Improving survivors’ quality of life post-treatment: The perspectives of rural australian cancer survivors and their carers
journal contributionposted on 03.05.2021, 07:13 by KM Gunn, I Olver, XS Ross, N Harrison, PM Livingston, Carlene WilsonCarlene Wilson

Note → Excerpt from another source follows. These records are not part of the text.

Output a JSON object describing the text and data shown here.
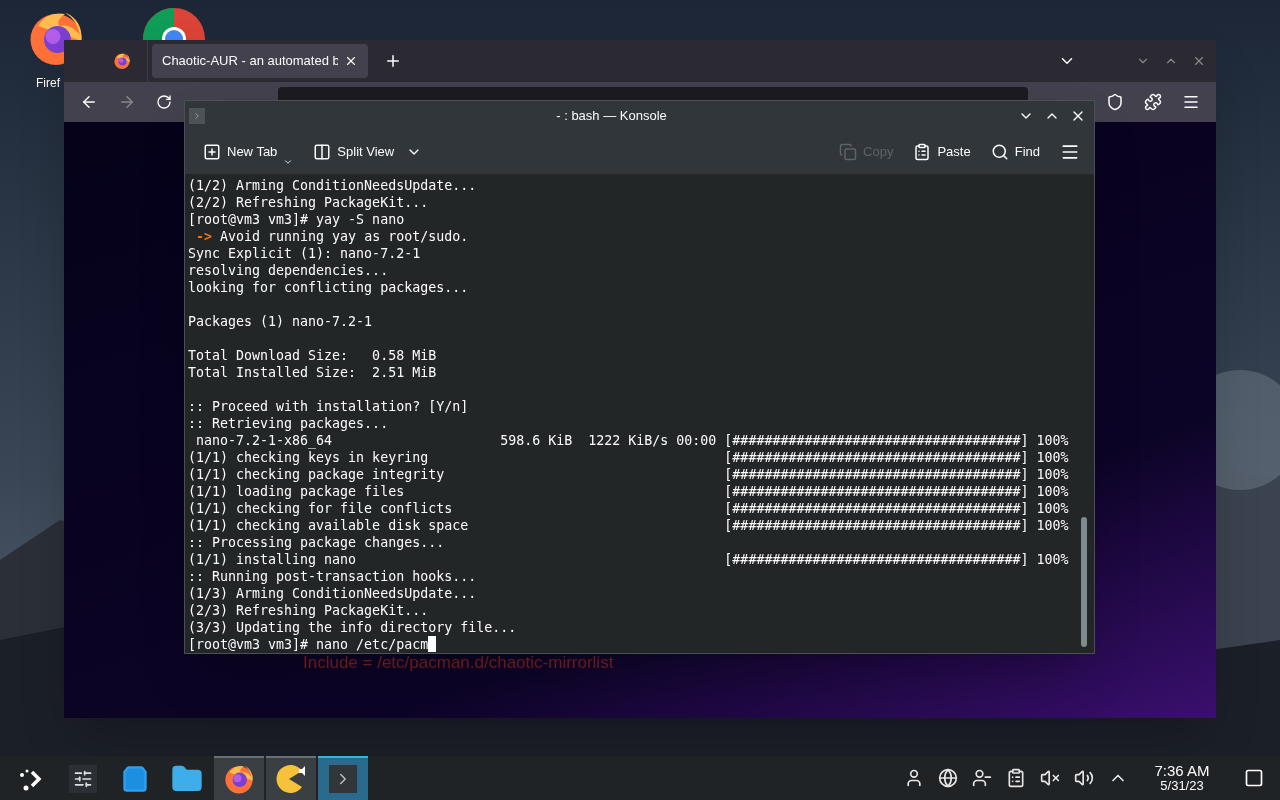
{
  "desktop_icons": [
    {
      "kind": "firefox",
      "label": "Firef"
    },
    {
      "kind": "chrome"
    }
  ],
  "browser": {
    "tabs": [
      {
        "title": "Chaotic-AUR - an automated b",
        "selected": true
      }
    ],
    "page_text": "Include = /etc/pacman.d/chaotic-mirrorlist"
  },
  "konsole": {
    "title": "- : bash — Konsole",
    "toolbar": [
      {
        "kind": "new-tab",
        "label": "New Tab",
        "disabled": false
      },
      {
        "kind": "split",
        "label": "Split View",
        "disabled": false
      },
      {
        "kind": "copy",
        "label": "Copy",
        "disabled": true
      },
      {
        "kind": "paste",
        "label": "Paste",
        "disabled": false
      },
      {
        "kind": "find",
        "label": "Find",
        "disabled": false
      }
    ],
    "blocks": [
      [
        {
          "text": "(1/2) Arming ConditionNeedsUpdate..."
        },
        {
          "text": "(2/2) Refreshing PackageKit..."
        },
        {
          "text": "[root@vm3 vm3]# yay -S nano"
        },
        {
          "arrow": " ->",
          "text": " Avoid running yay as root/sudo."
        },
        {
          "text": "Sync Explicit (1): nano-7.2-1"
        },
        {
          "text": "resolving dependencies..."
        },
        {
          "text": "looking for conflicting packages..."
        }
      ],
      [
        {
          "text": "Packages (1) nano-7.2-1"
        }
      ],
      [
        {
          "text": "Total Download Size:   0.58 MiB"
        },
        {
          "text": "Total Installed Size:  2.51 MiB"
        }
      ],
      [
        {
          "text": ":: Proceed with installation? [Y/n]"
        },
        {
          "text": ":: Retrieving packages..."
        },
        {
          "text": " nano-7.2-1-x86_64                     598.6 KiB  1222 KiB/s 00:00 [####################################] 100%"
        },
        {
          "text": "(1/1) checking keys in keyring                                     [####################################] 100%"
        },
        {
          "text": "(1/1) checking package integrity                                   [####################################] 100%"
        },
        {
          "text": "(1/1) loading package files                                        [####################################] 100%"
        },
        {
          "text": "(1/1) checking for file conflicts                                  [####################################] 100%"
        },
        {
          "text": "(1/1) checking available disk space                                [####################################] 100%"
        },
        {
          "text": ":: Processing package changes..."
        },
        {
          "text": "(1/1) installing nano                                              [####################################] 100%"
        },
        {
          "text": ":: Running post-transaction hooks..."
        },
        {
          "text": "(1/3) Arming ConditionNeedsUpdate..."
        },
        {
          "text": "(2/3) Refreshing PackageKit..."
        },
        {
          "text": "(3/3) Updating the info directory file..."
        },
        {
          "text": "[root@vm3 vm3]# nano /etc/pacm",
          "cursor": true
        }
      ]
    ]
  },
  "taskbar": {
    "items": [
      {
        "kind": "launcher",
        "selected": false
      },
      {
        "kind": "settings",
        "selected": false
      },
      {
        "kind": "store",
        "selected": false
      },
      {
        "kind": "folder",
        "selected": false
      },
      {
        "kind": "firefox",
        "selected": false,
        "open": true
      },
      {
        "kind": "pacman",
        "selected": false,
        "open": true
      },
      {
        "kind": "konsole",
        "selected": true,
        "open": true
      }
    ],
    "tray": [
      {
        "kind": "user"
      },
      {
        "kind": "network"
      },
      {
        "kind": "user-status"
      },
      {
        "kind": "clipboard"
      },
      {
        "kind": "mic-muted"
      },
      {
        "kind": "volume"
      },
      {
        "kind": "expand"
      }
    ],
    "time": "7:36 AM",
    "date": "5/31/23"
  }
}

The transition from urban centres back to rural and remote communities can be challenging for rural cancer survivors after treatment. This study aimed to (a) provide deeper understanding of the experiences of rural survivors who have completed active cancer treatment and returned to their rural communities, and (b) determine strategies to re-orient existing services or develop new interventions to more appropriately meet rural survivors’ service preferences and needs. Semi-structured interviews were conducted with 22 adults (64% female) who lived outside of a metropolitan area and had completed active cancer treatment (n = 13), were the carer for a rural/remote cancer survivor (n = 6), or were both a survivor and carer (n = 3). Thematic analysis was conducted to identify dominant themes in the qualitative data. A range of physical, psychological and practical challenges that impact quality of life among rural survivors post-treatment were found. These challenges appeared to be compounded by a lack of trust in local rural healthcare services and a lack of clear post-treatment pathways to quality of life-enhancing support services. Acceptable strategies to overcome barriers included nurse-led, telephone-based, or face-to-face interventions, initiated and continued by the same service provider, and that included support to manage emotional challenges associated with post-treatment survivorship. The findings will inform the design of interventions to better meet rural cancer survivors’ post-treatment support needs.